Segment Start: PROVIDED RECORDS
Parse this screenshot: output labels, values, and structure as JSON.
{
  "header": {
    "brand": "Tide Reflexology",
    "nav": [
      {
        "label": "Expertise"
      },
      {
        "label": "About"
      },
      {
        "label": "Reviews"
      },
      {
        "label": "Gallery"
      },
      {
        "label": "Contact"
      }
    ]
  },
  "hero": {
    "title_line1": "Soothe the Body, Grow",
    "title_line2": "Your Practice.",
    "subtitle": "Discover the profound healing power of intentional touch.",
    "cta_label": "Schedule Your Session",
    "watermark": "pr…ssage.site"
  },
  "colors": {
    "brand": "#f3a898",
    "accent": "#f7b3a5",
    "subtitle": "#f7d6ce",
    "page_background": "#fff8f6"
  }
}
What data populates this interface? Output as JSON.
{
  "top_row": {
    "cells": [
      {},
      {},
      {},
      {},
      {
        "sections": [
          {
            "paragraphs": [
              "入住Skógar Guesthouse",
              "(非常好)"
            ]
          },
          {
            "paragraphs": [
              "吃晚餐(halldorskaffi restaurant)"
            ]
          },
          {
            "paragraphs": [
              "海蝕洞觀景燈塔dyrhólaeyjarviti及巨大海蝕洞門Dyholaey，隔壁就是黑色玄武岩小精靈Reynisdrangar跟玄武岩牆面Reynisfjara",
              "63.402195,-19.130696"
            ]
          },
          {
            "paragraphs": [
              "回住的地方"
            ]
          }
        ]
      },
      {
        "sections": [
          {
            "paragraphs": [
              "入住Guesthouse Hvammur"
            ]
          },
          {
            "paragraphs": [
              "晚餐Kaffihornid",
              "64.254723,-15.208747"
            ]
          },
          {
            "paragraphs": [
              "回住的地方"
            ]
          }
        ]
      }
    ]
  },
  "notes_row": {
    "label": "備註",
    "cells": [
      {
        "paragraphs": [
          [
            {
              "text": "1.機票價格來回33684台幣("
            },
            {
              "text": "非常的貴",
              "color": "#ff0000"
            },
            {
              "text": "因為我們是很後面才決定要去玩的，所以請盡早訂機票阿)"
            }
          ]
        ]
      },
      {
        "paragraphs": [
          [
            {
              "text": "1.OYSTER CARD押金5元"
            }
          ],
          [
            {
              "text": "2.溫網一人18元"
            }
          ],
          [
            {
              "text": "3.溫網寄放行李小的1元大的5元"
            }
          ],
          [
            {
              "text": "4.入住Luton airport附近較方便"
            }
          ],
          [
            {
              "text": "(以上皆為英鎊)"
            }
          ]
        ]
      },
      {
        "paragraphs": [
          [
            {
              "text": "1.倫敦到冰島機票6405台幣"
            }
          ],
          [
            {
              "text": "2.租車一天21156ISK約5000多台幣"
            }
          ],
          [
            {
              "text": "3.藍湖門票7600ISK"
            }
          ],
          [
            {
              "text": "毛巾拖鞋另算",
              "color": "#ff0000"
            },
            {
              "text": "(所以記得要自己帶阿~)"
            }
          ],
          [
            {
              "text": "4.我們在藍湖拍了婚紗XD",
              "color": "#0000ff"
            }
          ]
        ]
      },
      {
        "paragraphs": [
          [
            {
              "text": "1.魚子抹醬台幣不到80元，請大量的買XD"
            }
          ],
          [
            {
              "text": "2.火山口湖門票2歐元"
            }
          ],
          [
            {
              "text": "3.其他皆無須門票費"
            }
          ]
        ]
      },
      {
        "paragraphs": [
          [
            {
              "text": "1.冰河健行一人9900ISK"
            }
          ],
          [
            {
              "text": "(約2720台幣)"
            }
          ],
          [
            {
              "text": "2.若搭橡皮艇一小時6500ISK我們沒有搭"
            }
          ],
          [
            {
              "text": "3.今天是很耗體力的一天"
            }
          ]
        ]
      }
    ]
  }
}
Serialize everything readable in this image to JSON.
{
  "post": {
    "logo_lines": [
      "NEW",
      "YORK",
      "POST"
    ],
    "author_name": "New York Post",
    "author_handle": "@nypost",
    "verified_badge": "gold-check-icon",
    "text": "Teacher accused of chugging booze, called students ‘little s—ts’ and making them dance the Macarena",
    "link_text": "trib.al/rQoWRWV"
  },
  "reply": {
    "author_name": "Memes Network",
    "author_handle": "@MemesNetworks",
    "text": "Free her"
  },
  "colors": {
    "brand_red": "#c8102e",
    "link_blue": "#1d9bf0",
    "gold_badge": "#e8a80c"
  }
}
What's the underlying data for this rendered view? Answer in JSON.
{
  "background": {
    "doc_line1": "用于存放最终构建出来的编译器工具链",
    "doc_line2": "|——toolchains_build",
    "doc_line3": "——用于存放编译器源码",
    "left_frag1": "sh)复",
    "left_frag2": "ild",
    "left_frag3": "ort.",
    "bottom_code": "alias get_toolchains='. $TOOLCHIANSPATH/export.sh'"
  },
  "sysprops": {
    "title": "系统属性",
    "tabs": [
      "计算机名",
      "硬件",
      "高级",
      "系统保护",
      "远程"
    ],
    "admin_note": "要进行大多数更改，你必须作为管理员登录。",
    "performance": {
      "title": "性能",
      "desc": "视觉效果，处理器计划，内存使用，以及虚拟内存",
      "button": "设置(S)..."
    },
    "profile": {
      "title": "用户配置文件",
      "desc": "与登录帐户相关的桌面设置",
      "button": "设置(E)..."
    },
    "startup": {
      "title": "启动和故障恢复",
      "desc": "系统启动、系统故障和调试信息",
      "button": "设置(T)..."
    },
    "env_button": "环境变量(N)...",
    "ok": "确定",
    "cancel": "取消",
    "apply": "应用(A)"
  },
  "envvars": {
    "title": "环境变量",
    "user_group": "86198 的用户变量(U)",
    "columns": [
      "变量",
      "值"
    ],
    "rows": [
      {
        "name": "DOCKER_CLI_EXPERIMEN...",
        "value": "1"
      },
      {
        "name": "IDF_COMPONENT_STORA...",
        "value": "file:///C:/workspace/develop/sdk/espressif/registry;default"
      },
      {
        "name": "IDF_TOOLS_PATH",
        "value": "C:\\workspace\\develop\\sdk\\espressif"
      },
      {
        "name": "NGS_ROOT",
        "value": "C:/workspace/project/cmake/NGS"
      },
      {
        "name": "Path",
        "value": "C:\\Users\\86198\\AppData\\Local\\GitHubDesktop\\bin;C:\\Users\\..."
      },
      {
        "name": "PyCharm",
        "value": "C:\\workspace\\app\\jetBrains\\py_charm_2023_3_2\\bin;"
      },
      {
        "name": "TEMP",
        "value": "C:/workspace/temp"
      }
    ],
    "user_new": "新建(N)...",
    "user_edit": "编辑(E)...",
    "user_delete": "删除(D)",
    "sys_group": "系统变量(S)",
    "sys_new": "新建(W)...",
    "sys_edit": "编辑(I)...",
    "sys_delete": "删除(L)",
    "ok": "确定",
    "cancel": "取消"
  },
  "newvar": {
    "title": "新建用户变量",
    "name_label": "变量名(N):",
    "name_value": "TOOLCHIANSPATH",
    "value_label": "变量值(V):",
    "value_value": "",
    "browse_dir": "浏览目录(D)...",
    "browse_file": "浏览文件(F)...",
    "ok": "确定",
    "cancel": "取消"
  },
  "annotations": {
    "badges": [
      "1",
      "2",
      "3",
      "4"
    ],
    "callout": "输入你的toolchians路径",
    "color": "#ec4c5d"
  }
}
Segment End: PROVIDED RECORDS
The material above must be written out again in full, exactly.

Parse this screenshot: output labels, values, and structure as JSON.
{
  "header": {
    "brand": "Tide Reflexology",
    "nav": [
      {
        "label": "Expertise"
      },
      {
        "label": "About"
      },
      {
        "label": "Reviews"
      },
      {
        "label": "Gallery"
      },
      {
        "label": "Contact"
      }
    ]
  },
  "hero": {
    "title_line1": "Soothe the Body, Grow",
    "title_line2": "Your Practice.",
    "subtitle": "Discover the profound healing power of intentional touch.",
    "cta_label": "Schedule Your Session",
    "watermark": "pr…ssage.site"
  },
  "colors": {
    "brand": "#f3a898",
    "accent": "#f7b3a5",
    "subtitle": "#f7d6ce",
    "page_background": "#fff8f6"
  }
}
What data populates this interface? Output as JSON.
{
  "top_row": {
    "cells": [
      {},
      {},
      {},
      {},
      {
        "sections": [
          {
            "paragraphs": [
              "入住Skógar Guesthouse",
              "(非常好)"
            ]
          },
          {
            "paragraphs": [
              "吃晚餐(halldorskaffi restaurant)"
            ]
          },
          {
            "paragraphs": [
              "海蝕洞觀景燈塔dyrhólaeyjarviti及巨大海蝕洞門Dyholaey，隔壁就是黑色玄武岩小精靈Reynisdrangar跟玄武岩牆面Reynisfjara",
              "63.402195,-19.130696"
            ]
          },
          {
            "paragraphs": [
              "回住的地方"
            ]
          }
        ]
      },
      {
        "sections": [
          {
            "paragraphs": [
              "入住Guesthouse Hvammur"
            ]
          },
          {
            "paragraphs": [
              "晚餐Kaffihornid",
              "64.254723,-15.208747"
            ]
          },
          {
            "paragraphs": [
              "回住的地方"
            ]
          }
        ]
      }
    ]
  },
  "notes_row": {
    "label": "備註",
    "cells": [
      {
        "paragraphs": [
          [
            {
              "text": "1.機票價格來回33684台幣("
            },
            {
              "text": "非常的貴",
              "color": "#ff0000"
            },
            {
              "text": "因為我們是很後面才決定要去玩的，所以請盡早訂機票阿)"
            }
          ]
        ]
      },
      {
        "paragraphs": [
          [
            {
              "text": "1.OYSTER CARD押金5元"
            }
          ],
          [
            {
              "text": "2.溫網一人18元"
            }
          ],
          [
            {
              "text": "3.溫網寄放行李小的1元大的5元"
            }
          ],
          [
            {
              "text": "4.入住Luton airport附近較方便"
            }
          ],
          [
            {
              "text": "(以上皆為英鎊)"
            }
          ]
        ]
      },
      {
        "paragraphs": [
          [
            {
              "text": "1.倫敦到冰島機票6405台幣"
            }
          ],
          [
            {
              "text": "2.租車一天21156ISK約5000多台幣"
            }
          ],
          [
            {
              "text": "3.藍湖門票7600ISK"
            }
          ],
          [
            {
              "text": "毛巾拖鞋另算",
              "color": "#ff0000"
            },
            {
              "text": "(所以記得要自己帶阿~)"
            }
          ],
          [
            {
              "text": "4.我們在藍湖拍了婚紗XD",
              "color": "#0000ff"
            }
          ]
        ]
      },
      {
        "paragraphs": [
          [
            {
              "text": "1.魚子抹醬台幣不到80元，請大量的買XD"
            }
          ],
          [
            {
              "text": "2.火山口湖門票2歐元"
            }
          ],
          [
            {
              "text": "3.其他皆無須門票費"
            }
          ]
        ]
      },
      {
        "paragraphs": [
          [
            {
              "text": "1.冰河健行一人9900ISK"
            }
          ],
          [
            {
              "text": "(約2720台幣)"
            }
          ],
          [
            {
              "text": "2.若搭橡皮艇一小時6500ISK我們沒有搭"
            }
          ],
          [
            {
              "text": "3.今天是很耗體力的一天"
            }
          ]
        ]
      }
    ]
  }
}
Serialize everything readable in this image to JSON.
{
  "post": {
    "logo_lines": [
      "NEW",
      "YORK",
      "POST"
    ],
    "author_name": "New York Post",
    "author_handle": "@nypost",
    "verified_badge": "gold-check-icon",
    "text": "Teacher accused of chugging booze, called students ‘little s—ts’ and making them dance the Macarena",
    "link_text": "trib.al/rQoWRWV"
  },
  "reply": {
    "author_name": "Memes Network",
    "author_handle": "@MemesNetworks",
    "text": "Free her"
  },
  "colors": {
    "brand_red": "#c8102e",
    "link_blue": "#1d9bf0",
    "gold_badge": "#e8a80c"
  }
}
What's the underlying data for this rendered view? Answer in JSON.
{
  "background": {
    "doc_line1": "用于存放最终构建出来的编译器工具链",
    "doc_line2": "|——toolchains_build",
    "doc_line3": "——用于存放编译器源码",
    "left_frag1": "sh)复",
    "left_frag2": "ild",
    "left_frag3": "ort.",
    "bottom_code": "alias get_toolchains='. $TOOLCHIANSPATH/export.sh'"
  },
  "sysprops": {
    "title": "系统属性",
    "tabs": [
      "计算机名",
      "硬件",
      "高级",
      "系统保护",
      "远程"
    ],
    "admin_note": "要进行大多数更改，你必须作为管理员登录。",
    "performance": {
      "title": "性能",
      "desc": "视觉效果，处理器计划，内存使用，以及虚拟内存",
      "button": "设置(S)..."
    },
    "profile": {
      "title": "用户配置文件",
      "desc": "与登录帐户相关的桌面设置",
      "button": "设置(E)..."
    },
    "startup": {
      "title": "启动和故障恢复",
      "desc": "系统启动、系统故障和调试信息",
      "button": "设置(T)..."
    },
    "env_button": "环境变量(N)...",
    "ok": "确定",
    "cancel": "取消",
    "apply": "应用(A)"
  },
  "envvars": {
    "title": "环境变量",
    "user_group": "86198 的用户变量(U)",
    "columns": [
      "变量",
      "值"
    ],
    "rows": [
      {
        "name": "DOCKER_CLI_EXPERIMEN...",
        "value": "1"
      },
      {
        "name": "IDF_COMPONENT_STORA...",
        "value": "file:///C:/workspace/develop/sdk/espressif/registry;default"
      },
      {
        "name": "IDF_TOOLS_PATH",
        "value": "C:\\workspace\\develop\\sdk\\espressif"
      },
      {
        "name": "NGS_ROOT",
        "value": "C:/workspace/project/cmake/NGS"
      },
      {
        "name": "Path",
        "value": "C:\\Users\\86198\\AppData\\Local\\GitHubDesktop\\bin;C:\\Users\\..."
      },
      {
        "name": "PyCharm",
        "value": "C:\\workspace\\app\\jetBrains\\py_charm_2023_3_2\\bin;"
      },
      {
        "name": "TEMP",
        "value": "C:/workspace/temp"
      }
    ],
    "user_new": "新建(N)...",
    "user_edit": "编辑(E)...",
    "user_delete": "删除(D)",
    "sys_group": "系统变量(S)",
    "sys_new": "新建(W)...",
    "sys_edit": "编辑(I)...",
    "sys_delete": "删除(L)",
    "ok": "确定",
    "cancel": "取消"
  },
  "newvar": {
    "title": "新建用户变量",
    "name_label": "变量名(N):",
    "name_value": "TOOLCHIANSPATH",
    "value_label": "变量值(V):",
    "value_value": "",
    "browse_dir": "浏览目录(D)...",
    "browse_file": "浏览文件(F)...",
    "ok": "确定",
    "cancel": "取消"
  },
  "annotations": {
    "badges": [
      "1",
      "2",
      "3",
      "4"
    ],
    "callout": "输入你的toolchians路径",
    "color": "#ec4c5d"
  }
}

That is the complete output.